Japan’s new policies represent a milestone in the country’s post-war national security strategy. However, as others have pointed out, implementation will mean dealing with some difficult issues. One is resources. Financing the new spending plans will be a major challenge and will need sustained domestic support, especially if it requires tax rises and spending cuts.
The second issue relates to whether and how the new military posture makes Japan more secure rather than places it in greater jeopardy. For all Tokyo’s insistence that its intentions are entirely peaceful, its neighbours may see its largest military build-up since World War II as a threat. Beijing has already voiced its displeasure at the new NSS, focusing particularly on its characterization of China as ‘an unprecedented strategic challenge’. North Korea and Russia have accused Japan of increasing security risks in the region with its new policies.
At the same time, potential entanglement in zones of conflict beyond Japanese territory comes with security risks that cannot be easily dismissed.
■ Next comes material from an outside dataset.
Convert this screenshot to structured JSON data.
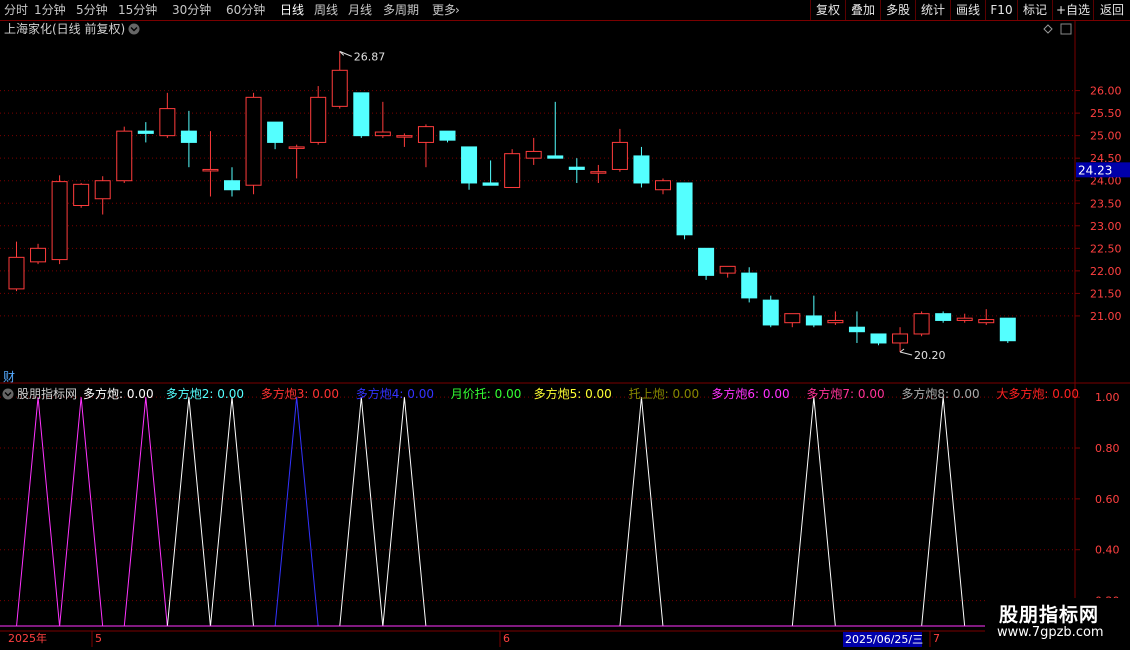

And despite its security alliance and partnerships with the USA and others, much remains to be developed regarding military interoperability and joint command and control.
Finally, Japan’s new military strategy and the broader national security strategy will also need to address the complexity of dealing with the security–economy nexus. China is Japan’s largest trading partner and trade between the two is growing. This helps to explain why Japan has been less than supportive of the Biden administration’s sweeping export control measures on semiconductors. In fact, whereas Japanese–US security cooperation has strengthened significantly in recent years, progress in the two countries’ economic relationship has been slower.
Japan evidently perceives doubling its spending on security and defence and strengthening its capability to project force beyond its borders as essential to meeting its defence needs in a deteriorating security environment. Whether it can implement these changes and what that means for Japan’s and the region’s security, only time will tell. One thing is certain: other regional powers are taking notice.